§ **Items listed in a dataset**
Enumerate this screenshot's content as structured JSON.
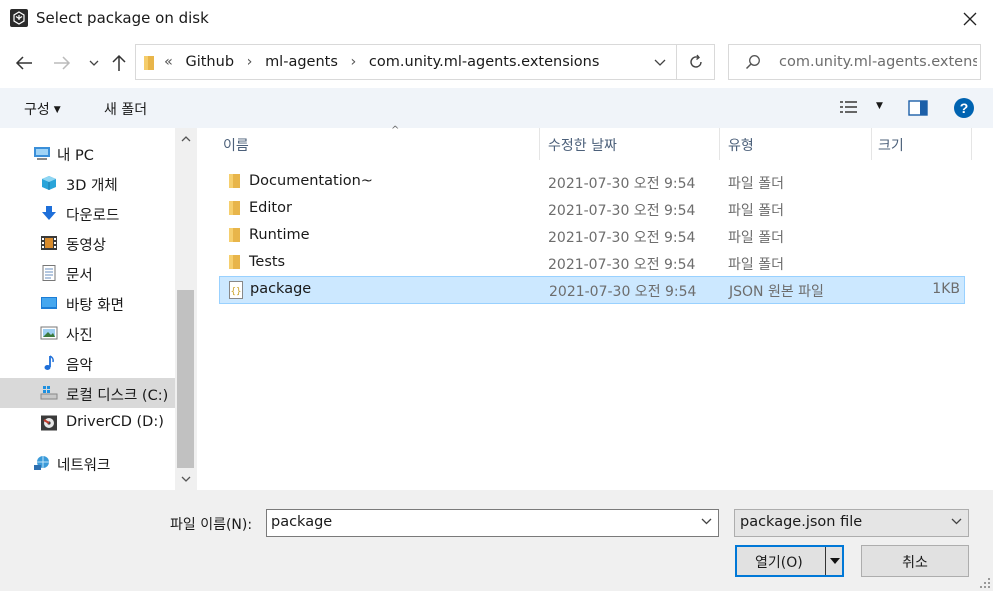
{
  "window": {
    "title": "Select package on disk"
  },
  "address": {
    "overflow": "«",
    "crumbs": [
      "Github",
      "ml-agents",
      "com.unity.ml-agents.extensions"
    ],
    "search_placeholder": "com.unity.ml-agents.extensi..."
  },
  "toolbar": {
    "organize": "구성",
    "new_folder": "새 폴더"
  },
  "nav": {
    "items": [
      {
        "label": "내 PC",
        "icon": "pc-icon"
      },
      {
        "label": "3D 개체",
        "icon": "3d-objects-icon"
      },
      {
        "label": "다운로드",
        "icon": "download-icon"
      },
      {
        "label": "동영상",
        "icon": "video-icon"
      },
      {
        "label": "문서",
        "icon": "document-icon"
      },
      {
        "label": "바탕 화면",
        "icon": "desktop-icon"
      },
      {
        "label": "사진",
        "icon": "pictures-icon"
      },
      {
        "label": "음악",
        "icon": "music-icon"
      },
      {
        "label": "로컬 디스크 (C:)",
        "icon": "local-disk-icon"
      },
      {
        "label": "DriverCD (D:)",
        "icon": "cd-drive-icon"
      },
      {
        "label": "네트워크",
        "icon": "network-icon"
      }
    ],
    "selected": "로컬 디스크 (C:)"
  },
  "columns": {
    "name": "이름",
    "date": "수정한 날짜",
    "type": "유형",
    "size": "크기"
  },
  "files": [
    {
      "name": "Documentation~",
      "date": "2021-07-30 오전 9:54",
      "type": "파일 폴더",
      "size": "",
      "icon": "folder-icon"
    },
    {
      "name": "Editor",
      "date": "2021-07-30 오전 9:54",
      "type": "파일 폴더",
      "size": "",
      "icon": "folder-icon"
    },
    {
      "name": "Runtime",
      "date": "2021-07-30 오전 9:54",
      "type": "파일 폴더",
      "size": "",
      "icon": "folder-icon"
    },
    {
      "name": "Tests",
      "date": "2021-07-30 오전 9:54",
      "type": "파일 폴더",
      "size": "",
      "icon": "folder-icon"
    },
    {
      "name": "package",
      "date": "2021-07-30 오전 9:54",
      "type": "JSON 원본 파일",
      "size": "1KB",
      "icon": "json-file-icon"
    }
  ],
  "selected_file": "package",
  "footer": {
    "filename_label": "파일 이름(N):",
    "filename_value": "package",
    "filetype_value": "package.json file",
    "open_label": "열기(O)",
    "cancel_label": "취소"
  },
  "colors": {
    "accent": "#0078d7",
    "selection": "#cce8ff",
    "selection_border": "#99d1ff",
    "folder": "#e8b54a",
    "help": "#0063b1"
  }
}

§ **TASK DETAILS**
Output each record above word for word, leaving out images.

§ **OUTPUT**
Enumerate this screenshot's content as structured JSON.
{
  "window": {
    "title": "Select package on disk"
  },
  "address": {
    "overflow": "«",
    "crumbs": [
      "Github",
      "ml-agents",
      "com.unity.ml-agents.extensions"
    ],
    "search_placeholder": "com.unity.ml-agents.extensi..."
  },
  "toolbar": {
    "organize": "구성",
    "new_folder": "새 폴더"
  },
  "nav": {
    "items": [
      {
        "label": "내 PC",
        "icon": "pc-icon"
      },
      {
        "label": "3D 개체",
        "icon": "3d-objects-icon"
      },
      {
        "label": "다운로드",
        "icon": "download-icon"
      },
      {
        "label": "동영상",
        "icon": "video-icon"
      },
      {
        "label": "문서",
        "icon": "document-icon"
      },
      {
        "label": "바탕 화면",
        "icon": "desktop-icon"
      },
      {
        "label": "사진",
        "icon": "pictures-icon"
      },
      {
        "label": "음악",
        "icon": "music-icon"
      },
      {
        "label": "로컬 디스크 (C:)",
        "icon": "local-disk-icon"
      },
      {
        "label": "DriverCD (D:)",
        "icon": "cd-drive-icon"
      },
      {
        "label": "네트워크",
        "icon": "network-icon"
      }
    ],
    "selected": "로컬 디스크 (C:)"
  },
  "columns": {
    "name": "이름",
    "date": "수정한 날짜",
    "type": "유형",
    "size": "크기"
  },
  "files": [
    {
      "name": "Documentation~",
      "date": "2021-07-30 오전 9:54",
      "type": "파일 폴더",
      "size": "",
      "icon": "folder-icon"
    },
    {
      "name": "Editor",
      "date": "2021-07-30 오전 9:54",
      "type": "파일 폴더",
      "size": "",
      "icon": "folder-icon"
    },
    {
      "name": "Runtime",
      "date": "2021-07-30 오전 9:54",
      "type": "파일 폴더",
      "size": "",
      "icon": "folder-icon"
    },
    {
      "name": "Tests",
      "date": "2021-07-30 오전 9:54",
      "type": "파일 폴더",
      "size": "",
      "icon": "folder-icon"
    },
    {
      "name": "package",
      "date": "2021-07-30 오전 9:54",
      "type": "JSON 원본 파일",
      "size": "1KB",
      "icon": "json-file-icon"
    }
  ],
  "selected_file": "package",
  "footer": {
    "filename_label": "파일 이름(N):",
    "filename_value": "package",
    "filetype_value": "package.json file",
    "open_label": "열기(O)",
    "cancel_label": "취소"
  },
  "colors": {
    "accent": "#0078d7",
    "selection": "#cce8ff",
    "selection_border": "#99d1ff",
    "folder": "#e8b54a",
    "help": "#0063b1"
  }
}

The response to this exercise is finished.